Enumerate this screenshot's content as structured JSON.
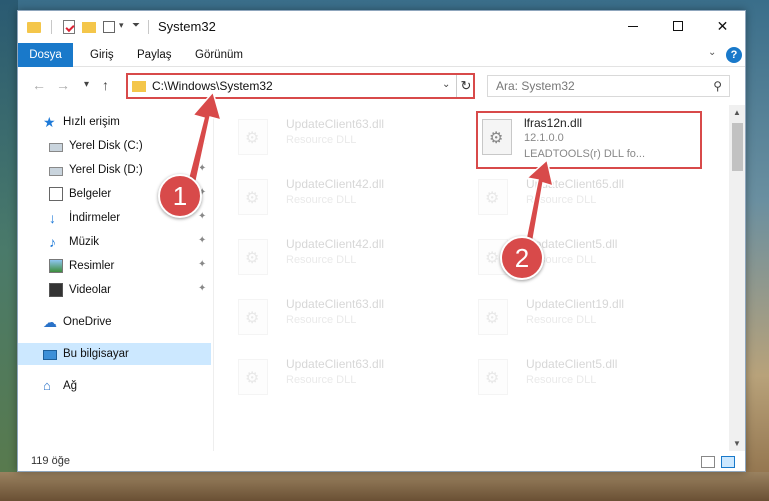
{
  "window": {
    "title": "System32",
    "controls": {
      "minimize": "–",
      "maximize": "",
      "close": "✕"
    }
  },
  "ribbon": {
    "tabs": [
      {
        "label": "Dosya",
        "active": true
      },
      {
        "label": "Giriş"
      },
      {
        "label": "Paylaş"
      },
      {
        "label": "Görünüm"
      }
    ],
    "help_label": "?"
  },
  "address": {
    "path": "C:\\Windows\\System32",
    "refresh_icon": "↻"
  },
  "search": {
    "placeholder": "Ara: System32",
    "icon": "⚲"
  },
  "sidebar": {
    "items": [
      {
        "label": "Hızlı erişim",
        "icon": "star-icon",
        "pinned": false
      },
      {
        "label": "Yerel Disk (C:)",
        "icon": "disk-icon",
        "pinned": true
      },
      {
        "label": "Yerel Disk (D:)",
        "icon": "disk-icon",
        "pinned": true
      },
      {
        "label": "Belgeler",
        "icon": "documents-icon",
        "pinned": true
      },
      {
        "label": "İndirmeler",
        "icon": "download-icon",
        "pinned": true
      },
      {
        "label": "Müzik",
        "icon": "music-icon",
        "pinned": true
      },
      {
        "label": "Resimler",
        "icon": "pictures-icon",
        "pinned": true
      },
      {
        "label": "Videolar",
        "icon": "videos-icon",
        "pinned": true
      },
      {
        "label": "OneDrive",
        "icon": "cloud-icon"
      },
      {
        "label": "Bu bilgisayar",
        "icon": "computer-icon",
        "selected": true
      },
      {
        "label": "Ağ",
        "icon": "network-icon"
      }
    ],
    "pin_glyph": "📌"
  },
  "files": [
    {
      "name": "UpdateClient63.dll",
      "desc": "Resource DLL",
      "faded": true
    },
    {
      "name": "lfras12n.dll",
      "desc": "12.1.0.0",
      "desc2": "LEADTOOLS(r) DLL fo...",
      "highlighted": true
    },
    {
      "name": "UpdateClient42.dll",
      "desc": "Resource DLL",
      "faded": true
    },
    {
      "name": "UpdateClient65.dll",
      "desc": "Resource DLL",
      "faded": true
    },
    {
      "name": "UpdateClient42.dll",
      "desc": "Resource DLL",
      "faded": true
    },
    {
      "name": "UpdateClient5.dll",
      "desc": "Resource DLL",
      "faded": true
    },
    {
      "name": "UpdateClient63.dll",
      "desc": "Resource DLL",
      "faded": true
    },
    {
      "name": "UpdateClient19.dll",
      "desc": "Resource DLL",
      "faded": true
    },
    {
      "name": "UpdateClient63.dll",
      "desc": "Resource DLL",
      "faded": true
    },
    {
      "name": "UpdateClient5.dll",
      "desc": "Resource DLL",
      "faded": true
    }
  ],
  "status": {
    "item_count": "119 öğe"
  },
  "annotations": {
    "step1": "1",
    "step2": "2",
    "color": "#d84a4a"
  }
}
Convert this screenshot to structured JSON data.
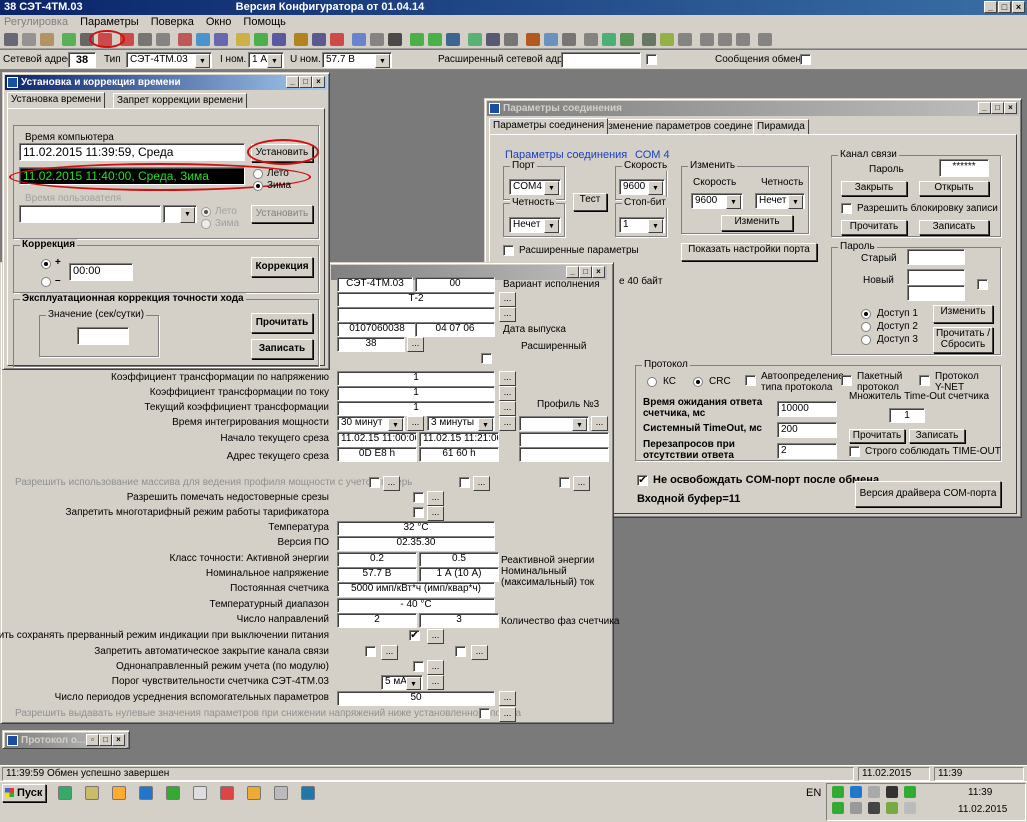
{
  "app": {
    "title": "38  СЭТ-4ТМ.03",
    "version": "Версия Конфигуратора  от 01.04.14",
    "menu": [
      "Регулировка",
      "Параметры",
      "Поверка",
      "Окно",
      "Помощь"
    ]
  },
  "addr": {
    "net_label": "Сетевой адрес",
    "net": "38",
    "type_label": "Тип",
    "type": "СЭТ-4ТМ.03",
    "inom_label": "I ном.",
    "inom": "1 А",
    "unom_label": "U ном.",
    "unom": "57.7 В",
    "ext_label": "Расширенный сетевой адрес",
    "msg_label": "Сообщения обмена"
  },
  "time_win": {
    "title": "Установка и коррекция времени",
    "tabs": [
      "Установка времени",
      "Запрет коррекции времени"
    ],
    "pc_time_label": "Время компьютера",
    "pc_time": "11.02.2015 11:39:59, Среда",
    "set_btn": "Установить",
    "meter_time": "11.02.2015 11:40:00, Среда, Зима",
    "r_summer": "Лето",
    "r_winter": "Зима",
    "user_time_label": "Время пользователя",
    "r_summer2": "Лето",
    "r_winter2": "Зима",
    "set_btn2": "Установить",
    "corr_label": "Коррекция",
    "plus": "+",
    "minus": "–",
    "corr_val": "00:00",
    "corr_btn": "Коррекция",
    "exp_label": "Эксплуатационная коррекция точности хода",
    "val_label": "Значение (сек/сутки)",
    "read_btn": "Прочитать",
    "write_btn": "Записать"
  },
  "params": {
    "top": {
      "c1": "СЭТ-4ТМ.03",
      "c2": "00",
      "version_label": "Вариант исполнения",
      "t2": "Т-2",
      "serial": "0107060038",
      "date": "04 07 06",
      "date_label": "Дата выпуска",
      "n38": "38",
      "ext_label": "Расширенный",
      "byte40": "е 40 байт",
      "profile3": "Профиль №3"
    },
    "rows": [
      {
        "label": "Коэффициент трансформации по напряжению",
        "v1": "1",
        "v2": ""
      },
      {
        "label": "Коэффициент трансформации по току",
        "v1": "1",
        "v2": ""
      },
      {
        "label": "Текущий коэффициент трансформации",
        "v1": "1",
        "v2": ""
      },
      {
        "label": "Время интегрирования мощности",
        "v1": "30 минут",
        "v2": "3 минуты"
      },
      {
        "label": "Начало текущего среза",
        "v1": "11.02.15 11:00:00",
        "v2": "11.02.15 11:21:00"
      },
      {
        "label": "Адрес текущего среза",
        "v1": "0D E8  h",
        "v2": "61 60  h"
      },
      {
        "label": "Разрешить использование массива для ведения профиля мощности с учетом потерь",
        "v1": "",
        "v2": ""
      },
      {
        "label": "Разрешить помечать недостоверные срезы",
        "v1": "",
        "v2": ""
      },
      {
        "label": "Запретить многотарифный режим работы тарификатора",
        "v1": "",
        "v2": ""
      },
      {
        "label": "Температура",
        "v1": "32 °С",
        "v2": ""
      },
      {
        "label": "Версия ПО",
        "v1": "02.35.30",
        "v2": ""
      },
      {
        "label": "Класс точности: Активной энергии",
        "v1": "0.2",
        "v2": "0.5"
      },
      {
        "label": "Номинальное напряжение",
        "v1": "57.7 В",
        "v2": "1 А (10 А)"
      },
      {
        "label": "Постоянная счетчика",
        "v1": "5000 имп/кВт*ч (имп/квар*ч)",
        "v2": ""
      },
      {
        "label": "Температурный диапазон",
        "v1": "- 40 °С",
        "v2": ""
      },
      {
        "label": "Число направлений",
        "v1": "2",
        "v2": "3"
      },
      {
        "label": "Разрешить сохранять прерванный режим индикации при выключении питания",
        "v1": "✔",
        "v2": ""
      },
      {
        "label": "Запретить автоматическое закрытие канала связи",
        "v1": "",
        "v2": ""
      },
      {
        "label": "Однонаправленный режим учета (по модулю)",
        "v1": "",
        "v2": ""
      },
      {
        "label": "Порог чувствительности счетчика СЭТ-4ТМ.03",
        "v1": "5 мА",
        "v2": ""
      },
      {
        "label": "Число периодов усреднения вспомогательных параметров",
        "v1": "50",
        "v2": ""
      },
      {
        "label": "Разрешить выдавать нулевые значения параметров при снижении напряжений ниже установленного порога",
        "v1": "",
        "v2": ""
      }
    ],
    "react_label": "Реактивной энергии",
    "nom_label": "Номинальный\n(максимальный) ток",
    "phases_label": "Количество фаз счетчика"
  },
  "conn": {
    "title": "Параметры соединения",
    "tabs": [
      "Параметры соединения",
      "Изменение параметров соединения",
      "Пирамида"
    ],
    "group": "Параметры соединения",
    "com": "СОМ 4",
    "port_label": "Порт",
    "port": "COM4",
    "speed_label": "Скорость",
    "speed": "9600",
    "change_label": "Изменить",
    "speed2_label": "Скорость",
    "speed2": "9600",
    "parity2_label": "Четность",
    "parity2": "Нечет",
    "parity_label": "Четность",
    "parity": "Нечет",
    "test": "Тест",
    "stop_label": "Стоп-бит",
    "stop": "1",
    "change_btn": "Изменить",
    "ext_params": "Расширенные параметры",
    "show_port": "Показать настройки порта",
    "channel": "Канал связи",
    "pwd_label": "Пароль",
    "pwd": "******",
    "close": "Закрыть",
    "open": "Открыть",
    "allow_lock": "Разрешить блокировку записи",
    "read": "Прочитать",
    "write": "Записать",
    "pwd_grp": "Пароль",
    "old": "Старый",
    "new": "Новый",
    "a1": "Доступ 1",
    "a2": "Доступ 2",
    "a3": "Доступ 3",
    "change": "Изменить",
    "reset": "Прочитать /\nСбросить",
    "proto": "Протокол",
    "kc": "КС",
    "crc": "CRC",
    "auto": "Автоопределение\nтипа протокола",
    "packet": "Пакетный\nпротокол",
    "ynet": "Протокол\nY-NET",
    "mult": "Множитель Time-Out счетчика",
    "mult_val": "1",
    "wait_label": "Время ожидания ответа\nсчетчика, мс",
    "wait": "10000",
    "sys_label": "Системный TimeOut, мс",
    "sys": "200",
    "retry_label": "Перезапросов при\nотсутствии ответа",
    "retry": "2",
    "read2": "Прочитать",
    "write2": "Записать",
    "strict": "Строго соблюдать TIME-OUT",
    "keep": "Не освобождать COM-порт после обмена",
    "drv": "Версия драйвера COM-порта",
    "buf": "Входной буфер=11"
  },
  "proto_win": {
    "title": "Протокол о..."
  },
  "status": {
    "text": "11:39:59  Обмен успешно завершен",
    "date": "11.02.2015",
    "time": "11:39"
  },
  "taskbar": {
    "start": "Пуск",
    "lang": "EN",
    "time": "11:39",
    "date": "11.02.2015"
  }
}
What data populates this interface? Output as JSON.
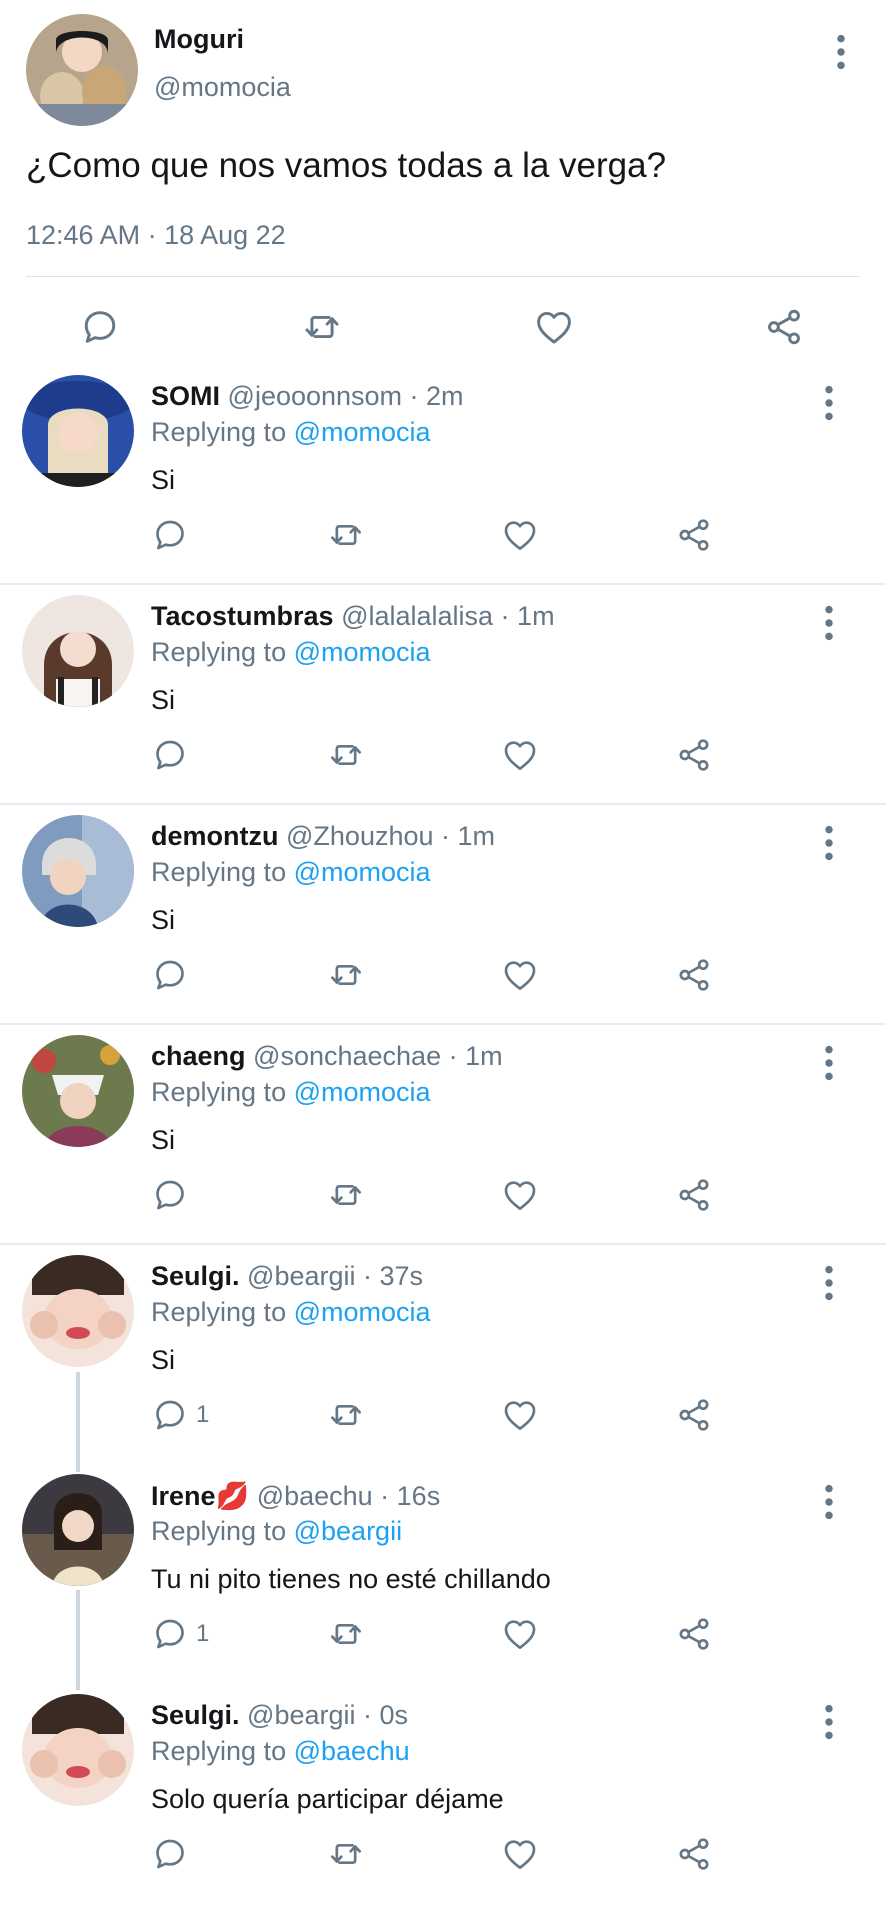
{
  "main_tweet": {
    "name": "Moguri",
    "handle": "@momocia",
    "text": "¿Como que nos vamos todas a la verga?",
    "timestamp": "12:46 AM · 18 Aug 22",
    "icons": [
      "comment-icon",
      "retweet-icon",
      "like-icon",
      "share-icon",
      "more-options-icon"
    ]
  },
  "replying_prefix": "Replying to",
  "replies": [
    {
      "name": "SOMI",
      "meta": "@jeooonnsom · 2m",
      "replying_to": "@momocia",
      "text": "Si",
      "comment_count": ""
    },
    {
      "name": "Tacostumbras",
      "meta": "@lalalalalisa · 1m",
      "replying_to": "@momocia",
      "text": "Si",
      "comment_count": ""
    },
    {
      "name": "demontzu",
      "meta": "@Zhouzhou · 1m",
      "replying_to": "@momocia",
      "text": "Si",
      "comment_count": ""
    },
    {
      "name": "chaeng",
      "meta": "@sonchaechae · 1m",
      "replying_to": "@momocia",
      "text": "Si",
      "comment_count": ""
    },
    {
      "name": "Seulgi.",
      "meta": "@beargii · 37s",
      "replying_to": "@momocia",
      "text": "Si",
      "comment_count": "1"
    },
    {
      "name": "Irene",
      "name_emoji": "💋",
      "meta": "@baechu · 16s",
      "replying_to": "@beargii",
      "text": "Tu ni pito tienes no esté chillando",
      "comment_count": "1"
    },
    {
      "name": "Seulgi.",
      "meta": "@beargii · 0s",
      "replying_to": "@baechu",
      "text": "Solo quería participar déjame",
      "comment_count": ""
    }
  ],
  "colors": {
    "link": "#1da1f2",
    "secondary": "#657786",
    "text": "#14171a",
    "icon": "#657786",
    "divider": "#e6ecf0",
    "thread_line": "#ccd6dd"
  }
}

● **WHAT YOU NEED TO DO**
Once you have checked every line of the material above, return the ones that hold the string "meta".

● **FINISHED TASK**
      "meta": "@jeooonnsom · 2m",
      "meta": "@lalalalalisa · 1m",
      "meta": "@Zhouzhou · 1m",
      "meta": "@sonchaechae · 1m",
      "meta": "@beargii · 37s",
      "meta": "@baechu · 16s",
      "meta": "@beargii · 0s",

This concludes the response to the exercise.